Give back every record exactly, with its pictures left out.

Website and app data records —
BEGIN

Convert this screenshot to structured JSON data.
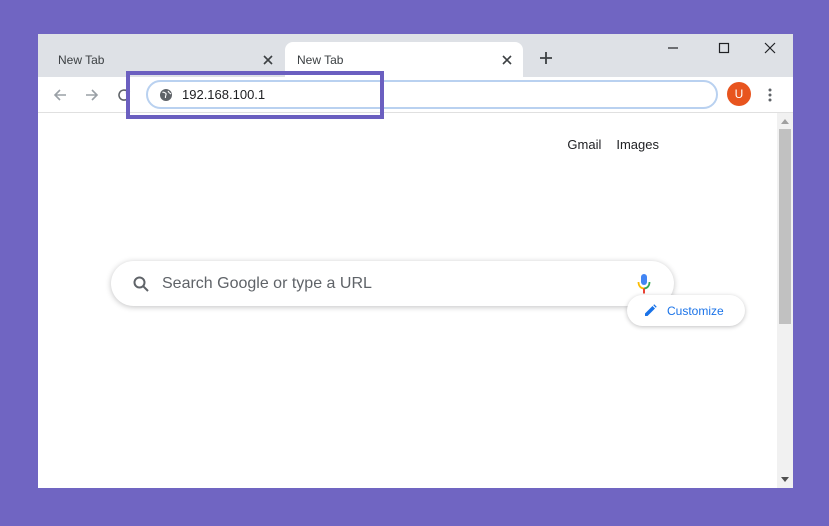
{
  "tabs": [
    {
      "title": "New Tab",
      "active": false
    },
    {
      "title": "New Tab",
      "active": true
    }
  ],
  "omnibox": {
    "url": "192.168.100.1"
  },
  "profile": {
    "initial": "U",
    "color": "#e8541e"
  },
  "page": {
    "top_links": [
      "Gmail",
      "Images"
    ],
    "search_placeholder": "Search Google or type a URL",
    "customize_label": "Customize"
  },
  "colors": {
    "background": "#7065c2",
    "highlight": "#6b5fc0",
    "accent": "#1a73e8"
  }
}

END

Exercise output —
Convert this screenshot to structured JSON data.
{
  "tabs": [
    {
      "title": "New Tab",
      "active": false
    },
    {
      "title": "New Tab",
      "active": true
    }
  ],
  "omnibox": {
    "url": "192.168.100.1"
  },
  "profile": {
    "initial": "U",
    "color": "#e8541e"
  },
  "page": {
    "top_links": [
      "Gmail",
      "Images"
    ],
    "search_placeholder": "Search Google or type a URL",
    "customize_label": "Customize"
  },
  "colors": {
    "background": "#7065c2",
    "highlight": "#6b5fc0",
    "accent": "#1a73e8"
  }
}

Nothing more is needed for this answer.